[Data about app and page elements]
◇ ◇ ◇
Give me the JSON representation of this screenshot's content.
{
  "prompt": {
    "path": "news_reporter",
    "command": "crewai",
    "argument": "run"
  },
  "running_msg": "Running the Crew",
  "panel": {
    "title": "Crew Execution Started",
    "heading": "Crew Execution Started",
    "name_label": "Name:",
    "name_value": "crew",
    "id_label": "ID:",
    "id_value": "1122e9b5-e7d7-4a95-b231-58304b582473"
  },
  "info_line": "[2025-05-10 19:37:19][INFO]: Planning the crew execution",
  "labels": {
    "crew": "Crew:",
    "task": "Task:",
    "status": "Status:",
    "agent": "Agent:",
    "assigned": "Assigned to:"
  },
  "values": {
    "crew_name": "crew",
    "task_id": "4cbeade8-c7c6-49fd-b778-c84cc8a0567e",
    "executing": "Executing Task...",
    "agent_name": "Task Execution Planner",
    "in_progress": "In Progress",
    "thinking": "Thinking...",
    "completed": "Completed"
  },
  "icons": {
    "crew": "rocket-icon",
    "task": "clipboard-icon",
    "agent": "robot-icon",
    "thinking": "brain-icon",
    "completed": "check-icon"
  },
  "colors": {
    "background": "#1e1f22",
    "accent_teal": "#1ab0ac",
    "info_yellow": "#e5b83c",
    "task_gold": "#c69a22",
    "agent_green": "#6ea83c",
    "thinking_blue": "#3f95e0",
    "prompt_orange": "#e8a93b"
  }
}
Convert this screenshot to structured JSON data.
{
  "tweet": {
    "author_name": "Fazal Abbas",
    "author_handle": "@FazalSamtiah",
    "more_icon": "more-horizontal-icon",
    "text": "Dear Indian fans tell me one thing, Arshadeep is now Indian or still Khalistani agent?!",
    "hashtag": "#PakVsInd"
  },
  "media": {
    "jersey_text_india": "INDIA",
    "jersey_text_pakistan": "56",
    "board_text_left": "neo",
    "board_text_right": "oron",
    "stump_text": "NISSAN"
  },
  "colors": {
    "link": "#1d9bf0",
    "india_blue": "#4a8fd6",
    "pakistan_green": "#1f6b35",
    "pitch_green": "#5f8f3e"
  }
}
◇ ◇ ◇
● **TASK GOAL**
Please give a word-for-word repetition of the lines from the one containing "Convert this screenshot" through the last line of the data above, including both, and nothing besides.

● **RESPONSE FOR THIS EXERCISE**
Convert this screenshot to structured JSON data.
{
  "tweet": {
    "author_name": "Fazal Abbas",
    "author_handle": "@FazalSamtiah",
    "more_icon": "more-horizontal-icon",
    "text": "Dear Indian fans tell me one thing, Arshadeep is now Indian or still Khalistani agent?!",
    "hashtag": "#PakVsInd"
  },
  "media": {
    "jersey_text_india": "INDIA",
    "jersey_text_pakistan": "56",
    "board_text_left": "neo",
    "board_text_right": "oron",
    "stump_text": "NISSAN"
  },
  "colors": {
    "link": "#1d9bf0",
    "india_blue": "#4a8fd6",
    "pakistan_green": "#1f6b35",
    "pitch_green": "#5f8f3e"
  }
}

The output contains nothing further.